The history of radio is a captivating tale that spans over a century, marked by technological breakthroughs, cultural revolutions, and the evolution of communication. From the early days of Morse code transmission to the digital age of internet radio, the medium has continuously adapted to the times, leaving an indelible mark on societies worldwide.

The Birth of Wireless Communication:

The roots of radio can be traced back to the late 19th century when pioneers like Guglielmo Marconi and Nikola Tesla began experimenting with wireless telegraphy. Marconi’s successful transatlantic radio transmission in 1901 marked a pivotal moment, laying the groundwork for what would become a revolutionary means of communication.

The Golden Age of Radio:

The 1920s and 1930s are often referred to as the Golden Age of Radio. The era witnessed the widespread adoption of broadcasting, with radio stations popping up across the globe. Families gathered around their radio sets for entertainment, news, and cultural programming, making radio an integral part of everyday life. Iconic shows like “The War of the Worlds” and “The Lone Ranger” captured the public’s imagination, showcasing the medium’s storytelling power.

Radio during World War II:

During World War II, radio played a crucial role in disseminating news, propaganda, and entertainment to both military personnel and civilians. The war propelled advancements in technology, including the development of portable radios for soldiers on the front lines. After the war, radio’s influence continued to grow as it became a primary source of information and entertainment.

The Rise of FM and Music Formats:

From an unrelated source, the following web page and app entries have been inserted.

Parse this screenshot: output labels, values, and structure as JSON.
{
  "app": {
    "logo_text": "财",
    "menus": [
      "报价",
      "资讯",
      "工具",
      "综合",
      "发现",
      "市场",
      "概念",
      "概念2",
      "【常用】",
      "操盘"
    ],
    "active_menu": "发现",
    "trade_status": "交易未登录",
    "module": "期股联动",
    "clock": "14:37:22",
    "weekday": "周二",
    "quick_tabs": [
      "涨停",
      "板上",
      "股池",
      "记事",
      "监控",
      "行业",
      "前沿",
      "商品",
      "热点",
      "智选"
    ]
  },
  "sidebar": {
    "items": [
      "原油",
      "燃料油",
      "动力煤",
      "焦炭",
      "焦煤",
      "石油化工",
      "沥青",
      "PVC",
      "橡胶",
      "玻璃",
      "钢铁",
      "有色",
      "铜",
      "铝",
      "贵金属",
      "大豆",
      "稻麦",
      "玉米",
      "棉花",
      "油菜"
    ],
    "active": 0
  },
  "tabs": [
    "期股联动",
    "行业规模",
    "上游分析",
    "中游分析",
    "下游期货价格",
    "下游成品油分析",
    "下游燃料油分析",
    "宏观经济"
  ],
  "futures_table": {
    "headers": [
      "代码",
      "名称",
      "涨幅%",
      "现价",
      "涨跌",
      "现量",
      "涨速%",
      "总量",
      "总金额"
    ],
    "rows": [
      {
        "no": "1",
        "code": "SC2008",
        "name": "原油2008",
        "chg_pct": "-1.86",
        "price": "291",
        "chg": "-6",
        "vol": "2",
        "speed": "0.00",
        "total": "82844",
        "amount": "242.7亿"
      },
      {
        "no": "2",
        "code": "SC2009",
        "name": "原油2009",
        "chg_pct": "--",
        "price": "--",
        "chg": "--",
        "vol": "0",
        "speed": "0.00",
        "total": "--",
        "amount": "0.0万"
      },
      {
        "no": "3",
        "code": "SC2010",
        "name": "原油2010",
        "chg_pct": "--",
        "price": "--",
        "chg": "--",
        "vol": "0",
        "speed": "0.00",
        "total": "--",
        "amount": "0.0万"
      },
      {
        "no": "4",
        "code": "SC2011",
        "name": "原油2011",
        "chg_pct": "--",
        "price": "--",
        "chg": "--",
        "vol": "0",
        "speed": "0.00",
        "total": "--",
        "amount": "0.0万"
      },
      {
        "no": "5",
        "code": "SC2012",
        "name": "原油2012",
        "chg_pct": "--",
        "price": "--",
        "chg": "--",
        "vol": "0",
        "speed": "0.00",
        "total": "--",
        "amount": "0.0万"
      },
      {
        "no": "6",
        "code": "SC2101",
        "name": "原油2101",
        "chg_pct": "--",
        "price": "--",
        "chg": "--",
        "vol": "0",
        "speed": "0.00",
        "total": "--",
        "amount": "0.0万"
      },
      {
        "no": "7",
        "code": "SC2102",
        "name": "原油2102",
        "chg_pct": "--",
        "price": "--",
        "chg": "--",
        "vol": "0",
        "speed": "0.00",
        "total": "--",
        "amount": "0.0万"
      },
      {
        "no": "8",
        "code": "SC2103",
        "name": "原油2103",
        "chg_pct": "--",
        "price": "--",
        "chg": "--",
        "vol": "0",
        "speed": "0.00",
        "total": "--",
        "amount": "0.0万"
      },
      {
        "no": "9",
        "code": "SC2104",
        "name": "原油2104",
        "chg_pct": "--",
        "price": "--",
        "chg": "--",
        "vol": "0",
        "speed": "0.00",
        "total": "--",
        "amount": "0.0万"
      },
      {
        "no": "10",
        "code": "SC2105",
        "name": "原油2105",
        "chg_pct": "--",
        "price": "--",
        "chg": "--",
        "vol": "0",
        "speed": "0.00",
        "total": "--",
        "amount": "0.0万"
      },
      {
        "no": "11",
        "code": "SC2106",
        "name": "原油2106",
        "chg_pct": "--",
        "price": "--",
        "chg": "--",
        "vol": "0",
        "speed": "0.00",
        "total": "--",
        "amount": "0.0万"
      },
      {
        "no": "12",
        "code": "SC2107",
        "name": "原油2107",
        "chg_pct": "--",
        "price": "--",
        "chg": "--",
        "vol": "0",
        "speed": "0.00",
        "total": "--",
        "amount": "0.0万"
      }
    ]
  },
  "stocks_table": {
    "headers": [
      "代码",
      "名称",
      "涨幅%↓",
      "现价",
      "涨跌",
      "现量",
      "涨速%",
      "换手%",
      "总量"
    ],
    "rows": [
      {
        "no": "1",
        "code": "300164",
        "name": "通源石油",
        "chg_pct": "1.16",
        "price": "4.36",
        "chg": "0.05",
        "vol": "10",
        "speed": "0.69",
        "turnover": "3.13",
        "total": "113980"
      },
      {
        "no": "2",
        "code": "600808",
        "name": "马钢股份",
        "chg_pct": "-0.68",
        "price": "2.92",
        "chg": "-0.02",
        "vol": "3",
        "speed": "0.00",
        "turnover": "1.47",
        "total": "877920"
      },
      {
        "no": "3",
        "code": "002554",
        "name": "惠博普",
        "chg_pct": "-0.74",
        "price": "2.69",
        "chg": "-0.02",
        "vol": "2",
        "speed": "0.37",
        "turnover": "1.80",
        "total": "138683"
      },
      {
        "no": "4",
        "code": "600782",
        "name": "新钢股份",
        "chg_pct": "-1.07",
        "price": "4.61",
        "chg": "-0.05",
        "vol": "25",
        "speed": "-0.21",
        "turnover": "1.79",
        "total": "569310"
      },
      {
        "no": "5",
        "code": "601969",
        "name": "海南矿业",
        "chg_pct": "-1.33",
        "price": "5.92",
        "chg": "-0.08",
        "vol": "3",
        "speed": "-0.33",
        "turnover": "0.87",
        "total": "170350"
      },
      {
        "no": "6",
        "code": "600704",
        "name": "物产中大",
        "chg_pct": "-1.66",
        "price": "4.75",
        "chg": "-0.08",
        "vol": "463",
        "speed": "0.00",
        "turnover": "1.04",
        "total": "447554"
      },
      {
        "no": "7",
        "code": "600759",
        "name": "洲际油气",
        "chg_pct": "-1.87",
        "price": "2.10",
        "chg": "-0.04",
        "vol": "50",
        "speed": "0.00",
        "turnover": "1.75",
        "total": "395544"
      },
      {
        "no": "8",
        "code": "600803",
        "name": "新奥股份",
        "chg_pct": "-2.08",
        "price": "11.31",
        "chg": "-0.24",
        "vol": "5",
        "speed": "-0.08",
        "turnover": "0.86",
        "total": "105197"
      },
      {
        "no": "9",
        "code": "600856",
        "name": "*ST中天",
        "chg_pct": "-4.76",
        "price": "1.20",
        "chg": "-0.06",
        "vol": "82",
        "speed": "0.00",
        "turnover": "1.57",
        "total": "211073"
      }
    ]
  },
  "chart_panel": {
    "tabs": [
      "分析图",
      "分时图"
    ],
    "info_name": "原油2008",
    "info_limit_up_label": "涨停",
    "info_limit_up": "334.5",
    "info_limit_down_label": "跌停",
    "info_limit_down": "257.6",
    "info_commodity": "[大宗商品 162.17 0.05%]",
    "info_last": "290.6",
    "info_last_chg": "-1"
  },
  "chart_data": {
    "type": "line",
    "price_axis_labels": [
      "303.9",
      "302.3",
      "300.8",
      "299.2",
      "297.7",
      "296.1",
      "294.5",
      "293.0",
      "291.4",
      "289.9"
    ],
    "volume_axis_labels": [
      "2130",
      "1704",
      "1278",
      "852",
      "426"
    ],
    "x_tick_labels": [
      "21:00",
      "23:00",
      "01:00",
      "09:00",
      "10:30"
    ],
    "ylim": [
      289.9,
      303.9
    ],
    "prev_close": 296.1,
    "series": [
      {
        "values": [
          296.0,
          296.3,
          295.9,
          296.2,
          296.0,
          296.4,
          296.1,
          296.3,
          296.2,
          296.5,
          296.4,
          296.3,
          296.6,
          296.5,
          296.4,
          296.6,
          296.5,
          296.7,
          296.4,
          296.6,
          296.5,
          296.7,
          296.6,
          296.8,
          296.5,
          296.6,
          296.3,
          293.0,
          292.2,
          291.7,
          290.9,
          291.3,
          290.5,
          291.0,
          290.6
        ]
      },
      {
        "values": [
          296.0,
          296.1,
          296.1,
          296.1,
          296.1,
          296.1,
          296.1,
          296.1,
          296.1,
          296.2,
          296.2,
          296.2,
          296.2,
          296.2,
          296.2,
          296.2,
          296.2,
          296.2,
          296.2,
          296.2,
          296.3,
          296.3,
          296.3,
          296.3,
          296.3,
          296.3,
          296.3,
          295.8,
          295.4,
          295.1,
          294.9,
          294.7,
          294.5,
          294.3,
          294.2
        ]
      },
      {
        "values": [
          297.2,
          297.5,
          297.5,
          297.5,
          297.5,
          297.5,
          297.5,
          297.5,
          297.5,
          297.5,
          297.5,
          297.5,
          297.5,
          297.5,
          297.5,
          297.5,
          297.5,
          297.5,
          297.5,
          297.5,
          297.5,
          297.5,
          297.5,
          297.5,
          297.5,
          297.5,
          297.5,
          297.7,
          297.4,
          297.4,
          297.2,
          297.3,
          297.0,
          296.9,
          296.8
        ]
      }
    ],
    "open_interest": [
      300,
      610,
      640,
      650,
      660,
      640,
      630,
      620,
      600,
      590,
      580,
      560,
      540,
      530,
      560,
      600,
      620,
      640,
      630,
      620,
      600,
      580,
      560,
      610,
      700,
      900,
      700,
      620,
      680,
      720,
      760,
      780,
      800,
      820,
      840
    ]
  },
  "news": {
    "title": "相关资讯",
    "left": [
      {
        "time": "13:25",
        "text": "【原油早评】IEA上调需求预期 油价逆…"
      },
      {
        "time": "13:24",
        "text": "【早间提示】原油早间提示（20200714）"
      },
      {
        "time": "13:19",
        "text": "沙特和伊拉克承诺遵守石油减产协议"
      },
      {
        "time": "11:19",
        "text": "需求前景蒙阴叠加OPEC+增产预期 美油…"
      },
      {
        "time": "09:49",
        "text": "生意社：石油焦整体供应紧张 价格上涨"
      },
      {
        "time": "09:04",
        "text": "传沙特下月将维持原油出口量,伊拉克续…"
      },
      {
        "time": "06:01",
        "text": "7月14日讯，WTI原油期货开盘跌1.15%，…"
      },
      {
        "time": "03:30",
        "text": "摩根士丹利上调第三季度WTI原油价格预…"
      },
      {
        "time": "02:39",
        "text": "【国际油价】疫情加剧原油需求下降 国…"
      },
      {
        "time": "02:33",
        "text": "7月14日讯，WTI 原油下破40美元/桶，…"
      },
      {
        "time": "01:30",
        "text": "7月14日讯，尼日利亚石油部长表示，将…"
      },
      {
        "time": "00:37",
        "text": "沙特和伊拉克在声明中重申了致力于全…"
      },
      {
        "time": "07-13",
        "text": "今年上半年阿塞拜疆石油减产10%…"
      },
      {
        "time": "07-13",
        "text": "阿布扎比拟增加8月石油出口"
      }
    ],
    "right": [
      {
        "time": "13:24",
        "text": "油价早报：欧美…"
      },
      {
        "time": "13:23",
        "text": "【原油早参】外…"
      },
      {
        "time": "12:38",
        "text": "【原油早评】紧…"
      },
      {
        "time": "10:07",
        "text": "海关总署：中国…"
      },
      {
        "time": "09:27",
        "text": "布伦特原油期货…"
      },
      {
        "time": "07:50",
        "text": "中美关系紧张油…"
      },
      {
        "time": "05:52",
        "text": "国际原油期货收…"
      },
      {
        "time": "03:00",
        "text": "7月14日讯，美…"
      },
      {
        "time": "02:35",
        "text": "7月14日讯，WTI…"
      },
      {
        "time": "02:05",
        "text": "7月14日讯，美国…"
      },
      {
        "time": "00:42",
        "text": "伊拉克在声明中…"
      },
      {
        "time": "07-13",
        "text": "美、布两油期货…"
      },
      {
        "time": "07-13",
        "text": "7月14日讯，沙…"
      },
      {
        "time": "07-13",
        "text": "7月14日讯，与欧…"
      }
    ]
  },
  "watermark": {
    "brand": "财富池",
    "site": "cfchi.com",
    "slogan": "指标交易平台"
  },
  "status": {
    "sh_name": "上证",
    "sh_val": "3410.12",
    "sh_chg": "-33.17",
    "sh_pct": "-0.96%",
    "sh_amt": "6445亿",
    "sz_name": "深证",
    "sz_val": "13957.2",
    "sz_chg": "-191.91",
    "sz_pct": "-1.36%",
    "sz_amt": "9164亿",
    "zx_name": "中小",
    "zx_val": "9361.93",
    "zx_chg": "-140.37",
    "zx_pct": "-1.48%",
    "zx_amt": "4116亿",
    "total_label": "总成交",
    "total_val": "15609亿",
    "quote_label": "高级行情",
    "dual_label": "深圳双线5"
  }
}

In the mid-20th century, the advent of frequency modulation (FM) brought improved sound quality and paved the way for the rise of music-oriented radio. FM stations became synonymous with the counterculture movements of the 1960s and 1970s, introducing listeners to a diverse range of music genres.

The Digital Revolution:

The latter half of the 20th century witnessed the transition from analog to digital technology, transforming the radio landscape. Satellite radio, introduced in the early 2000s, offered listeners a wider range of programming options. Additionally, the internet opened up new possibilities for streaming and online radio, providing a global platform for content delivery.

Radio in the 21st Century:

Today, radio continues to thrive in various forms. Traditional terrestrial radio stations coexist with satellite radio, podcasts, and internet radio platforms. The advent of smartphones has made it easier than ever for listeners to access their favourite programs on the go. Furthermore, radio remains a vital tool during emergencies, ensuring the rapid dissemination of critical information.


The history of radio is a testament to the medium’s resilience and adaptability. From its humble beginnings as a tool for wireless communication to its current status as a diverse and dynamic form of entertainment, radio has weathered waves of change. As we navigate the digital age, radio remains a powerful force, connecting people, cultures, and ideas across the airwaves. The journey of radio continues, promising new chapters in the evolution of this remarkable medium.